burkina3  burkina1

If you take nothing else from this rather bald recitation of the facts, it should be abundantly evident that colonialism in all its forms was, and is, a great blight. What we should celebrate today, therefore, is the ability of the people of Burkina Faso to resist oppression without ceasing, and to emerge as a nation with a distinctive and compelling voice.

Literature in Burkina Faso is based on the oral tradition, which remains important. In 1934, during French occupation, Dim-Dolobsom Ouedraogo published his Maximes, pensées et devinettes mossi (Maxims, Thoughts and Riddles of the Mossi), a record of the oral history of the Mossi people. The oral tradition continued to have an influence on Burkinabè writers in the post-independence Burkina Faso of the 1960s, such as Nazi Boni and Roger Nikiema. The 1960s saw a growth in the number of playwrights being published.  Since the 1970s, literature has blossomed in Burkina Faso with many more writers being published, although few are known outside of Africa. Noted writers of recent times include novelist and journalist Norbert Zongo (The Parachute Drop), poet Angèle Bassolé-Ouédraogo (Avec tes mots), and Titinga Frédéric Pacéré (pictured), lawyer, writer, poet and griot (storyteller), author of over 60 published volumes and winner in 1982 of the 1982 Grand Prix Littéraire d’Afrique Noire for two of his works, Poèmes pour l’Angola (1982) and La Poésie des griots (1982). Since the 1980’s a significant number of women novelists and poets has emerged: Pierrette Sandra Kanzié, Bernadette Dao, Gaël Koné, Monique Ilboudo, Suzy Henrique Nikiéma, Sarah Bouyain and Adiza Sanoussi.


The theatre of Burkina Faso combines traditional Burkinabè performance with the colonial influences and post-colonial efforts to educate rural people to produce a distinctive national theatre. Traditional ritual ceremonies of the many ethnic groups in Burkina Faso have long involved dancing with masks. Western-style theatre became common during colonial times, heavily influenced by French theatre. With independence came a new style of theatre blending old and new, and aimed at educating and entertaining Burkina Faso’s rural people.

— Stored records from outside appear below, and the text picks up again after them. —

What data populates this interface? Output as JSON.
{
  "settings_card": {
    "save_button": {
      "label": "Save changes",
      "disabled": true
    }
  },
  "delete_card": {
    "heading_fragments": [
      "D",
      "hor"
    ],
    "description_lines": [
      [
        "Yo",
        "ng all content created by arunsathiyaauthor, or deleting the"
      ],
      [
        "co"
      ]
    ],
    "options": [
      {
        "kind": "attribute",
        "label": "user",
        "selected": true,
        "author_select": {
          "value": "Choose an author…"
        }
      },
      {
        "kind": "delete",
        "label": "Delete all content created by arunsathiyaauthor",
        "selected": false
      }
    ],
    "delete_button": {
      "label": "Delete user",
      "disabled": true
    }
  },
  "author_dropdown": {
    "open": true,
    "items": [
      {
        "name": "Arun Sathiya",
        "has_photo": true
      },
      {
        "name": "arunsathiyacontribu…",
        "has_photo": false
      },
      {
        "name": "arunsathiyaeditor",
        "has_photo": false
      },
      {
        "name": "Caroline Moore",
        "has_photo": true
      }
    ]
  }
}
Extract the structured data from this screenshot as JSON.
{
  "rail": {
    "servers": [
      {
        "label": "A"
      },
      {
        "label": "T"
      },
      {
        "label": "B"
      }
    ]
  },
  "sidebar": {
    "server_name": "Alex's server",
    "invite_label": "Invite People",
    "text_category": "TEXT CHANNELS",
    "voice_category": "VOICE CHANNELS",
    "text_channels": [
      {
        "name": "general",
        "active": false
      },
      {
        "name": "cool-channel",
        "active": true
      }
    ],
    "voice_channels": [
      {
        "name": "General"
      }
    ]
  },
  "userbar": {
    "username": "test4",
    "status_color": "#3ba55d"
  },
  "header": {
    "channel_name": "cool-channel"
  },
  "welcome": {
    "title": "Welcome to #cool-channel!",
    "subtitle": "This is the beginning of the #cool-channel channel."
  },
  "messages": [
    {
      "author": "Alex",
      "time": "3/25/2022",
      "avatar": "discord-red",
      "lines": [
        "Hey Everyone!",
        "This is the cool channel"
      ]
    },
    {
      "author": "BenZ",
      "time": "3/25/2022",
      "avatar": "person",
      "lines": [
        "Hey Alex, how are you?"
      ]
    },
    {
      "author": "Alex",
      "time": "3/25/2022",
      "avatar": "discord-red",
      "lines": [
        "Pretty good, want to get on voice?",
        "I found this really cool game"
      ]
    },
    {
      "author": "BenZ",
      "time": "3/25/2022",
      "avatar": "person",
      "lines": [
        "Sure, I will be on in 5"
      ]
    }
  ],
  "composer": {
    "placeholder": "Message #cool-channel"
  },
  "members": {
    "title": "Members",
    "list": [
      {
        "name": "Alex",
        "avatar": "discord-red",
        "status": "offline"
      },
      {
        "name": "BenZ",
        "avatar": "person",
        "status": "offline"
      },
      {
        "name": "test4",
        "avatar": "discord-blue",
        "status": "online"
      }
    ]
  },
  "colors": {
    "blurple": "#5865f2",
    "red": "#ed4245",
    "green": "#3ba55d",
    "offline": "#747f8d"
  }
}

The cuisine of Burkina Faso, is similar to the cuisines in many parts of West Africa, and is based on the staples, sorghum, millet, rice, maize, peanuts, potatoes, beans, yams and okra. Grilled meat is common, particularly mutton, goat, beef, chicken, and fish. Poulet bicyclette (bicycle chicken) is common throughout the region, named for chicken sellers who at one time carried enormous numbers of chickens to market on bicycles, but now use motorbikes.  Poulet bicyclette is a simple dish of chicken pieces marinated in lemon juice for 24 hours to tenderize them before grilling.


Here is another favorite of mine, riz gras (fat rice), which can be made with any meat.  Mutton is common, but I have never found it in the West. Lamb works as a substitute although it does not have the richness of mutton. Maggi seasoning is the common broth cube used in West Africa.  It can be found online, or you can substitute chicken bouillon cubes.

Riz Gras (Fat Rice)


1 ½ lb (750g) lamb cubed
2 onions, peeled and finely chopped
4 tomatoes, coarsely chopped
½  cabbage, shredded
6 carrots, scraped and chopped
12 oz (350g) rice
1 Maggi chicken cube
2 tbsp tomato purée
salt and powdered garlic to taste
vegetable oil, for frying


Wash the rice well, drain in a colander and set aside.

Heat about 4 tablespoons of oil in a large cooking pot over high heat.

Add the onions and lamb, and brown.

Add 4 cups (1 liter) of water, the Maggi cube, and the tomato purée. Bring to a boil and simmer for about an hour, or until the meat is tender.

Check the amount of broth in the pot. Add or subtract liquid to make 3 cups (750 ml).

Add the tomato pieces, carrot, cabbage, and rice.  Bring back to the boil, and simmer covered for about 25 minutes or until the rice is cooked and the liquid is absorbed.

Stir to distribute the ingredients and serve garnished with fresh onion rings.

Serves 6